- Muriatic acid is partially diluted hydrochloric acid.
- Consequently, muriatic acid should only be used as a last resort when other methods fail to dislodge drain blockages.
Ventilate the room by opening windows and turning on extractor fans wherever possible.
Pour 118ml. of muriatic acid into a glass measuring jug.
Position the lip of the jug directly over the drain outlet.
Pour the acid into the drain slowly and carefully without letting it splash.
Allow 10 minutes for the acid to dissolve the obstruction.
Open the cold water faucet enough to deliver a trickle of water into the sink. If the acid has worked and the drain outlet doesn't fill up, crack the faucet open another half a turn and let it run for two or three minutes. Once the water starts draining properly, open the faucet fully for another five minutes to flush all traces of acid out of the system.
- Position the lip of the jug directly over the drain outlet.
- Once the water starts draining properly, open the faucet fully for another five minutes to flush all traces of acid out of the system.
Call a plumber to unclog the drain if the muriatic acid fails to clear the stoppage.
- Rinse out the glass measuring jug with clean water immediately after using it to hold acid.
- Replace the childproof stopper in the acid container immediately and store the container in a well-ventilated area out of reach of small children.

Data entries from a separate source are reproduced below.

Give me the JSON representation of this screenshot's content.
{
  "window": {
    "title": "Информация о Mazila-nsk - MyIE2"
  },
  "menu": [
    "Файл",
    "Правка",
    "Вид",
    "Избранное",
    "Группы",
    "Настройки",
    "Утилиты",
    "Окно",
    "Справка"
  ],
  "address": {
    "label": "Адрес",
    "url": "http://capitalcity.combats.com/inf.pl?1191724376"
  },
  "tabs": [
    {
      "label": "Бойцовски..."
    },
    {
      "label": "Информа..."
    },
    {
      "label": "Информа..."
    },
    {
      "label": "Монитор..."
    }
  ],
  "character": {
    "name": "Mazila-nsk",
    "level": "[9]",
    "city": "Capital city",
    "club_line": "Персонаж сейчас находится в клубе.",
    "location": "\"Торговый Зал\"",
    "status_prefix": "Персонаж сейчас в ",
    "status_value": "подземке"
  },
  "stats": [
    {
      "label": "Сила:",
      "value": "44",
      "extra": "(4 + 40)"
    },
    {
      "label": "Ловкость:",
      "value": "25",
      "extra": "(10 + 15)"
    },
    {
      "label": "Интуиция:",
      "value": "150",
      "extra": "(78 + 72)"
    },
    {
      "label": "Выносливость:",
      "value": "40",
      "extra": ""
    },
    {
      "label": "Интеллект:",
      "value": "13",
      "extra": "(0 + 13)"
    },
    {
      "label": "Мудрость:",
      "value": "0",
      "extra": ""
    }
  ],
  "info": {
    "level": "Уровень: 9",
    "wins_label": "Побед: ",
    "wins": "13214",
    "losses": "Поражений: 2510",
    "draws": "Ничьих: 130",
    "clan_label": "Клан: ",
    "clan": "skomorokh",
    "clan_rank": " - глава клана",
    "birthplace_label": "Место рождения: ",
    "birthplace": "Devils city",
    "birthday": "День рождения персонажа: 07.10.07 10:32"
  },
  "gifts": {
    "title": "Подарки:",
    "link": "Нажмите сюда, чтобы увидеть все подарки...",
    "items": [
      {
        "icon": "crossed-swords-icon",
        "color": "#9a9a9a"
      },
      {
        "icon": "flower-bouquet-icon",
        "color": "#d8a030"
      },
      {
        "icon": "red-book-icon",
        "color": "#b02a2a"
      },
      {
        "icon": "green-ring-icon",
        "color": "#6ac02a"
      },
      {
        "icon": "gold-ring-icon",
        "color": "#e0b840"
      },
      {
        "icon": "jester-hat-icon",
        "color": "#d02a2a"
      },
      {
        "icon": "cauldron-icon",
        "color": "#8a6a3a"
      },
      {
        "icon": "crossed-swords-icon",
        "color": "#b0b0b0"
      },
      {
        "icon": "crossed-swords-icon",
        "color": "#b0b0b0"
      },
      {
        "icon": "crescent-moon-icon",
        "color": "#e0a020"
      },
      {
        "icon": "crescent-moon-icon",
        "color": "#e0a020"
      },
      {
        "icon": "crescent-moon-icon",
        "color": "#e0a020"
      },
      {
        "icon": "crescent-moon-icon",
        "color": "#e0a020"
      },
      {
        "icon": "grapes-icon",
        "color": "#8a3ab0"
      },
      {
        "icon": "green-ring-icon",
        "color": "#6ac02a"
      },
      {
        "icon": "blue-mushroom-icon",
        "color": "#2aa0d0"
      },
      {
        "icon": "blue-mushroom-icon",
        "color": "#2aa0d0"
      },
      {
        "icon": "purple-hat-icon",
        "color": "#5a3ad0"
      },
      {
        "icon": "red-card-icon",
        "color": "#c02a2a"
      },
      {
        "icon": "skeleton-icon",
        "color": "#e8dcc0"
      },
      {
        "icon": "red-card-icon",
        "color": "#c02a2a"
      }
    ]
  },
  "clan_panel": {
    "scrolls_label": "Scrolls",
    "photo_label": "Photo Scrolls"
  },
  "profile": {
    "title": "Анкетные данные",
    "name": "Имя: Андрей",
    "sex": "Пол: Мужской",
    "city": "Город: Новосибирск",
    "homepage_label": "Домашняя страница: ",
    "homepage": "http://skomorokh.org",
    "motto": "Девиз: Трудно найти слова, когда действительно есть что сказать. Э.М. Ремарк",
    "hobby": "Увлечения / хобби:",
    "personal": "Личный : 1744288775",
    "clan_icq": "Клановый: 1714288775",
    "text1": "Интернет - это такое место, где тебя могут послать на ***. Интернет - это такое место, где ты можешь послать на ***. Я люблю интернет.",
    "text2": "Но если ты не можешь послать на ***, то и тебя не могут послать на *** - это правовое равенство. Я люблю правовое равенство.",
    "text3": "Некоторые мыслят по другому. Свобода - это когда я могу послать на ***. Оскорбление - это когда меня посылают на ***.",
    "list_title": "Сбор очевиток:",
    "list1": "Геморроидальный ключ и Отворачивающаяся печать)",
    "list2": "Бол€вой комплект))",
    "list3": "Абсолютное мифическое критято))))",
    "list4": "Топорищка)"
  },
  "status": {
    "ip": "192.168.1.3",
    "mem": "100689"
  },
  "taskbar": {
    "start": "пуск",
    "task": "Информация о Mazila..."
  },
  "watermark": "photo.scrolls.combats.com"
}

- Wear a respirator, splash-proof eye protection and latex gloves when working with acid.
After graduating from the University of the Witwatersrand and qualifying as an aircraft engineer, Ian Kelly joined a Kitchen remodeling company and qualified as a Certified Kitchen Designer (CKD). Kelly then established an organization specializing in home improvement, including repair and maintenance of household appliances, garden equipment and lawn mowers.